Sound Walks In Silence
What type of sounds are silences? – and, What types of relationships may form between these silences? And, I do indeed mean silences as plural nouns.
The name of the piece is "Lyd går i stillhet". In English the literal translation is "Sound walks in silence", but in Norwegian it can also mean "Sound goes into silence".
What it is and what it does
The object is a white round sculpture – a machine – that hangs from the ceiling by three ropes. On the underside of the machine there is a hole for the listener to puts her/his head into. Inside the machine there is a small dark chamber. Inside the walls of the chamber there are eight equidistant loudspeakers and two larger ones in the ceiling.
It is an interactive audio sculpture that provides an enclosed space for the listener to experience an intimate immersive musical landscape. A machine that composes music automatically by feeding on the silences that its listeners produce while inside the chamber.
The listener puts her head into the chamber of the machine. This event is detected by an optical sensor inside the box. Once the listener's head is inside the chamber, the machine starts recording the sound inside with a microphone. The audio input is analyzed in real time and all the silences – i.e. sound segments with a loudness lower than a given threshold – are kept in store for the whole duration of the listener's visit.
In order to work with this algorithmically I need to have a formal definition of what they are. Or, the computer needs a formal way to relate the data input – which is the recorded sound – to the data output – the set of silences.
I work with the formal understanding of silence being all sound that is below a given threshold.
Now, this is the moment where echoing John Cage's "Credo" would be suitable, and to state the obvious objection that, complete silence is impossible. And indeed it is. At least from a physiological perspective.
But from an algorithmic perspective one could argue that Cage got it both right and wrong in the aftermath of his visit to the echo-free chamber. The algorithms in "Lyd går i stillhet" certainly do gather and work with silences as raw material. They do indeed exist, and they do produce output resulting in music.
Inside this chamber, the listener's silences are echoed back and amplified, proving Cage's statement true. But at the same time the materiality of these echoes are fully dependent on the existence of a formal definition of silence. The machine needs the silences in order to operate; in order to prove Cage correct.
The transition between one certainty that silence is impossible, and the other certainty that you are hearing sounds as a result of silences existing in the world, points for me to the threshold between plausibility and implausibility.
That the rationale that silence is impossible is contingent on the converse to be true on some level – situates the threshold in a frustration field between two mutually exclusive truths.
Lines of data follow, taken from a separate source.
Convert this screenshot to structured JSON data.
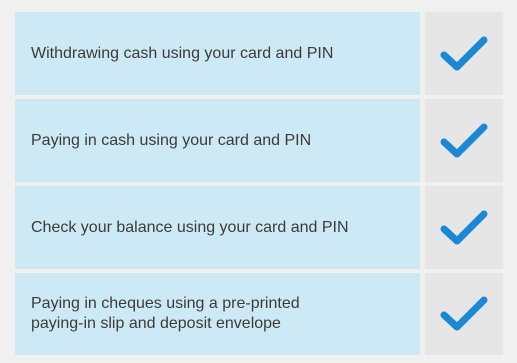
{
  "features": {
    "rows": [
      {
        "label": "Withdrawing cash using your card and PIN",
        "checked": true,
        "check_icon": "check-icon"
      },
      {
        "label": "Paying in cash using your card and PIN",
        "checked": true,
        "check_icon": "check-icon"
      },
      {
        "label": "Check your balance using your card and PIN",
        "checked": true,
        "check_icon": "check-icon"
      },
      {
        "label": "Paying in cheques using a pre-printed\npaying-in slip and deposit envelope",
        "checked": true,
        "check_icon": "check-icon"
      }
    ]
  },
  "colors": {
    "label_background": "#cde9f6",
    "check_background": "#e6e6e6",
    "check_mark": "#1a88d6",
    "text": "#3b3b3b",
    "page_background": "#f0f0f0"
  }
}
It is of course plausible that there is a categorical error at hand in this suspension. One could say that there is a categorical difference between the perception and the existence of silences. By posing the question: "Did you hear that thing that was nothing?", what thing are we then referring to? Salomé Voegelin puts it succinctly: "Sounds in silence is what I hear".1 A semi-logical paraphrase could be: "I can't hear silence in sound".
This points out a line of reasoning whose length is comparable to the potential infiniteness of information and structure hidden in an entropy-rich segment of silence. The more you remove of the sounds that step out of the silence, the more your acuteness in listening is heightened, and the potential to discover new structures and tendencies increases manifold.
The silences are computable by definition; a given vector of numbers that satisfy a given condition falls into one of two categories. But your perception sharpens and the magnifying glass is focussing closer and closer into the voids and the spaces of the world, rendering the perception of silence again impossible. The computation will never end; it will never return the answer to the question: "What type of sound is a silence?". I want to put the listener and the algorithm at this threshold between the computable and incomputable.
The machine's agential intention is to turn your silences into music for you to listen to. Does it merely play the music for its own enjoyment? No, the music stops when the listener leaves, and all residue from the listeners visits are deleted. Each musical composition is ephemeral and personal, it appears with listeners presence and disappears abruptly in the listeners absence. Moreover it only exists for the listener for that exact moment; the next visit by the same person will result in a different musical composition.
But the algorithm doesn't require you to listen to the music. It actually just needs you to to produce silences. By enclosing you – and silencing you, it can produce something for you that is potentially experienced as intimate and personal. But in fact you are only a presence and a supplier of quantities of silences; a material you will produce for the rest of your life, and in the continuation after.
Deleting your data from silences
If you want the analysis data from you visit in the chamber to be deleted, please send an email to bscollist [ ] gmail . com.
Please indicate the date and time for when your visit to the chamber happened.